» Try it
Copy out the records below exactly as they appear.

» App and web page records
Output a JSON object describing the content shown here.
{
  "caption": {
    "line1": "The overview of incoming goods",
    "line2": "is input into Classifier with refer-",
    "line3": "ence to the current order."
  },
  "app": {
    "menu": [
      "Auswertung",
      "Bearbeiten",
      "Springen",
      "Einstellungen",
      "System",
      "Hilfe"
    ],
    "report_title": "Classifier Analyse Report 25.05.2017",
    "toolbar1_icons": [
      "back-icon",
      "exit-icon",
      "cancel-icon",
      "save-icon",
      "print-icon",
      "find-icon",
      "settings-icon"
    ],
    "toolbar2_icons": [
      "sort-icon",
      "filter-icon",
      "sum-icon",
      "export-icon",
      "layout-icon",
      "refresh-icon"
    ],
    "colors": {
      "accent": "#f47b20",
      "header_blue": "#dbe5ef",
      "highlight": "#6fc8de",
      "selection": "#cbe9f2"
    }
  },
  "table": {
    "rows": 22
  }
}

» Task solution
Output a JSON object describing the content shown here.
{
  "caption": {
    "line1": "The overview of incoming goods",
    "line2": "is input into Classifier with refer-",
    "line3": "ence to the current order."
  },
  "app": {
    "menu": [
      "Auswertung",
      "Bearbeiten",
      "Springen",
      "Einstellungen",
      "System",
      "Hilfe"
    ],
    "report_title": "Classifier Analyse Report 25.05.2017",
    "toolbar1_icons": [
      "back-icon",
      "exit-icon",
      "cancel-icon",
      "save-icon",
      "print-icon",
      "find-icon",
      "settings-icon"
    ],
    "toolbar2_icons": [
      "sort-icon",
      "filter-icon",
      "sum-icon",
      "export-icon",
      "layout-icon",
      "refresh-icon"
    ],
    "colors": {
      "accent": "#f47b20",
      "header_blue": "#dbe5ef",
      "highlight": "#6fc8de",
      "selection": "#cbe9f2"
    }
  },
  "table": {
    "rows": 22
  }
}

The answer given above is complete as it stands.